Israel, refusing to take direct responsibility for the shelling of school housing displaced civilians in Gaza, has said it will investigate the incident.
This comes after the US and UN condemned the overnight ambush, which reportedly killed at least 16. Faced with the mounting criticism, Israel said its military was only responding to mortar rounds launched from near the school.
"We have a policy – we don't target civilians", a government spokesman, Mark Regev told BBC.
"We will investigate that, and if we find that it was errant fire from Israel I'm sure we will apologise," Regev said while speaking during the Newsnight program.
"It's not clear to us that it was our fire but we know for a fact there was hostile fire on our people from the vicinity of the school," he said adding that Hamas were in fact, hiding weapons in those civilian facilities and UN shelters.
"We don't want to hurt innocent Gaza civilians. That's not our desire".
Immediately after the deadly attack on the UN school in Gaza on Wednesday morning, the United Nations declared "enough is enough".
UN Deputy Secretary-General Jan Eliasson noted that with 1.8 million people living in the area, the size he described as equal to Detroit and Philadelphia, there was nowhere for people to flee the war that has killed about 1,360 Palestinians – most of them civilians.
"This is a moment where you really have to say 'enough is enough' and you have to search for the right words to convince those who have the power to stop this," Eliasson told reporters at the United Nations.

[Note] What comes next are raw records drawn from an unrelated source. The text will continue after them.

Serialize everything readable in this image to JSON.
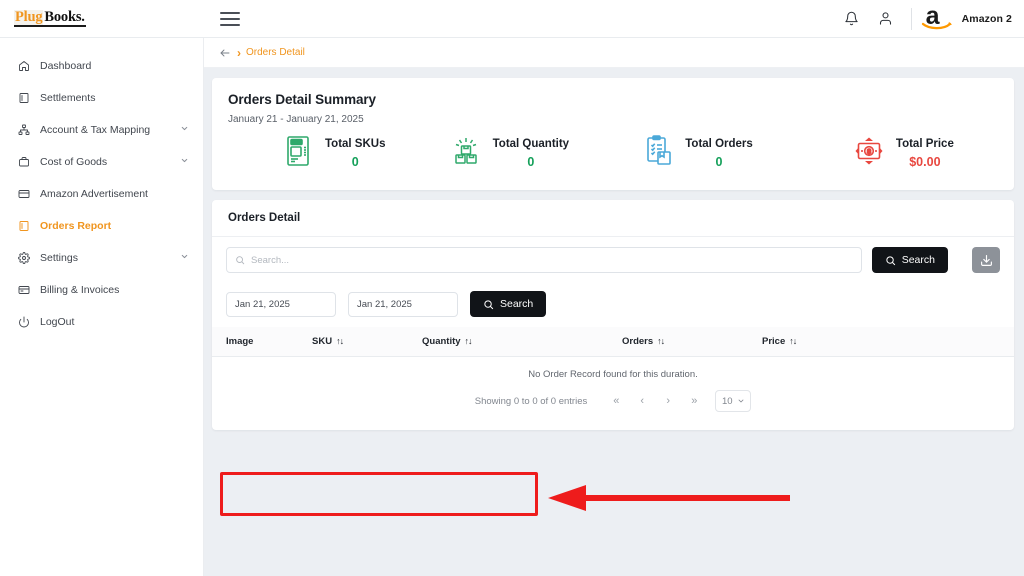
{
  "brand": {
    "logo_plug": "Plug",
    "logo_books": "Books."
  },
  "topbar": {
    "menu_icon": "hamburger-icon",
    "notification_icon": "bell-icon",
    "profile_icon": "user-icon",
    "marketplace_icon": "amazon-logo",
    "marketplace_label": "Amazon 2"
  },
  "sidebar": {
    "items": [
      {
        "label": "Dashboard",
        "icon": "home-icon",
        "active": false,
        "chevron": false
      },
      {
        "label": "Settlements",
        "icon": "book-icon",
        "active": false,
        "chevron": false
      },
      {
        "label": "Account & Tax Mapping",
        "icon": "sitemap-icon",
        "active": false,
        "chevron": true
      },
      {
        "label": "Cost of Goods",
        "icon": "briefcase-icon",
        "active": false,
        "chevron": true
      },
      {
        "label": "Amazon Advertisement",
        "icon": "card-icon",
        "active": false,
        "chevron": false
      },
      {
        "label": "Orders Report",
        "icon": "report-icon",
        "active": true,
        "chevron": false
      },
      {
        "label": "Settings",
        "icon": "gear-icon",
        "active": false,
        "chevron": true
      },
      {
        "label": "Billing & Invoices",
        "icon": "invoice-icon",
        "active": false,
        "chevron": false
      },
      {
        "label": "LogOut",
        "icon": "power-icon",
        "active": false,
        "chevron": false
      }
    ]
  },
  "breadcrumb": {
    "back_icon": "back-arrow-icon",
    "separator": "›",
    "current": "Orders Detail"
  },
  "summary": {
    "title": "Orders Detail Summary",
    "date_range": "January 21 - January 21, 2025",
    "stats": [
      {
        "label": "Total SKUs",
        "value": "0",
        "icon": "sku-document-icon",
        "color": "green"
      },
      {
        "label": "Total Quantity",
        "value": "0",
        "icon": "boxes-stack-icon",
        "color": "green"
      },
      {
        "label": "Total Orders",
        "value": "0",
        "icon": "clipboard-box-icon",
        "color": "green"
      },
      {
        "label": "Total Price",
        "value": "$0.00",
        "icon": "money-bill-icon",
        "color": "red"
      }
    ]
  },
  "orders_panel": {
    "title": "Orders Detail",
    "search_placeholder": "Search...",
    "search_button": "Search",
    "search_icon": "search-icon",
    "download_icon": "download-icon",
    "date_from": "Jan 21, 2025",
    "date_to": "Jan 21, 2025",
    "date_search_button": "Search",
    "columns": [
      {
        "label": "Image",
        "sortable": false
      },
      {
        "label": "SKU",
        "sortable": true
      },
      {
        "label": "Quantity",
        "sortable": true
      },
      {
        "label": "Orders",
        "sortable": true
      },
      {
        "label": "Price",
        "sortable": true
      }
    ],
    "sort_glyph": "↑↓",
    "empty_message": "No Order Record found for this duration.",
    "showing_text": "Showing 0 to 0 of 0 entries",
    "pagination": {
      "first": "«",
      "prev": "‹",
      "next": "›",
      "last": "»"
    },
    "per_page": "10",
    "per_page_chevron": "∨"
  },
  "annotation": {
    "color": "#ee1c1c",
    "shape": "box-and-left-arrow",
    "target": "date-range-search"
  },
  "colors": {
    "accent": "#f0951f",
    "green": "#15a05a",
    "red": "#e8473f",
    "dark": "#111418",
    "bg": "#eceff3"
  }
}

While Israel claims to regularly warn residents through phone calls, text messages, leaflets and dud missiles launched on their roofs to prepare them for an impending missile attack, United Nations argued that there is simply no place for such a large number of people to go.
"Where do they go? There's very few places to go in Gaza," Eliasson noted.
More than 100 Palestinians were killed on Wednesday alone in the three-week-old war that shows no sign of respite.
UN Secretary-General Ban Ki-moon was also quick to react to the attack calling it "unjustifiable."
"It demands accountability and justice," he said speaking in Costa Rica on Wednesday.
"Nothing is more shameful than attacking sleeping children," he added
Senior UN aid official John Ging told reporters in New York that this was the fifth UN school sheltering civilians that has been shelled during the 23-day conflict.
"If this were a conflict elsewhere in the world they would at least have the option of crossing borders and seeking sanctuary in neighbouring countries. They don't have that option," Ging said.